# WHAT THE TASK ASKS
In the data below, how many lines contain the string "title"? Reply with the number only.

# GIVEN DATA
⁂
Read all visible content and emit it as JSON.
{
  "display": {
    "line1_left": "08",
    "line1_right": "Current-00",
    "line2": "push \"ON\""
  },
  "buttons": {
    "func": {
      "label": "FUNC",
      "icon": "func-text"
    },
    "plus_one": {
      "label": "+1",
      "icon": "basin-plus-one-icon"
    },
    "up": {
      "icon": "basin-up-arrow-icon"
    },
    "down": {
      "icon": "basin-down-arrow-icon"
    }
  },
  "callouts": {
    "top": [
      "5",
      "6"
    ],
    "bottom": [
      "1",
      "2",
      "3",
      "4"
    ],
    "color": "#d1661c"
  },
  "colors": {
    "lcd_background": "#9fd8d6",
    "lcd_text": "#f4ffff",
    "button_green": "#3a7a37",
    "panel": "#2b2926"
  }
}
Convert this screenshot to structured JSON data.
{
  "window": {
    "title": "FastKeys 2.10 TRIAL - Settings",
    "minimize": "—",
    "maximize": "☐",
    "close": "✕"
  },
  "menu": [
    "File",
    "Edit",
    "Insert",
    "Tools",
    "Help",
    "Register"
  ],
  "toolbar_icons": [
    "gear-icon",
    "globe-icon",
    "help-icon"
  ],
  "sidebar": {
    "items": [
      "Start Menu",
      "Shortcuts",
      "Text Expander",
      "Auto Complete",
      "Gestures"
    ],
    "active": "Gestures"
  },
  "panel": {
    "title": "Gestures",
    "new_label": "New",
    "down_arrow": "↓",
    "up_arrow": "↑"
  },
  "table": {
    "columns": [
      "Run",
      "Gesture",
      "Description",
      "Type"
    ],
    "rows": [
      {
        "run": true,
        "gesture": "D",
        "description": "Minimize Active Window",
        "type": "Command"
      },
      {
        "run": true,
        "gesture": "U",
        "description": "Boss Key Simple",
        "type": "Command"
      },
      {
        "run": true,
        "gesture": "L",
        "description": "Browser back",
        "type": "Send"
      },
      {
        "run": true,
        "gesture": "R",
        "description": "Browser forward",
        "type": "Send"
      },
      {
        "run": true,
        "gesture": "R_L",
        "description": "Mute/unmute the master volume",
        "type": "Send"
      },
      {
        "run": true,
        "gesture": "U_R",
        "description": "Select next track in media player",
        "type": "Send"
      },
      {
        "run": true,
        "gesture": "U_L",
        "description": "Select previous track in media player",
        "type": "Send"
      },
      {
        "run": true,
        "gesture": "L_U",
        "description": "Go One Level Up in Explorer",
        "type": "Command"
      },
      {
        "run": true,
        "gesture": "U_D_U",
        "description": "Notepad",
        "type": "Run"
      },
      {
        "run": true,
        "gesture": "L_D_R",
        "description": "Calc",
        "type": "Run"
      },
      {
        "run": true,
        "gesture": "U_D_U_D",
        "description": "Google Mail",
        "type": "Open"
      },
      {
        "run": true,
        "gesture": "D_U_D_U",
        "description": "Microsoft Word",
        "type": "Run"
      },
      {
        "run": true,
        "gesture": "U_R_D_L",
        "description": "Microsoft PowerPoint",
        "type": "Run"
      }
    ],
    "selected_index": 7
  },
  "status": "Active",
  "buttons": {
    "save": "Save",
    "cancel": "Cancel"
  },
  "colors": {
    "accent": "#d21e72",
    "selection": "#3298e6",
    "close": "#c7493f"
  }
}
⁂
# ANSWER BOX
2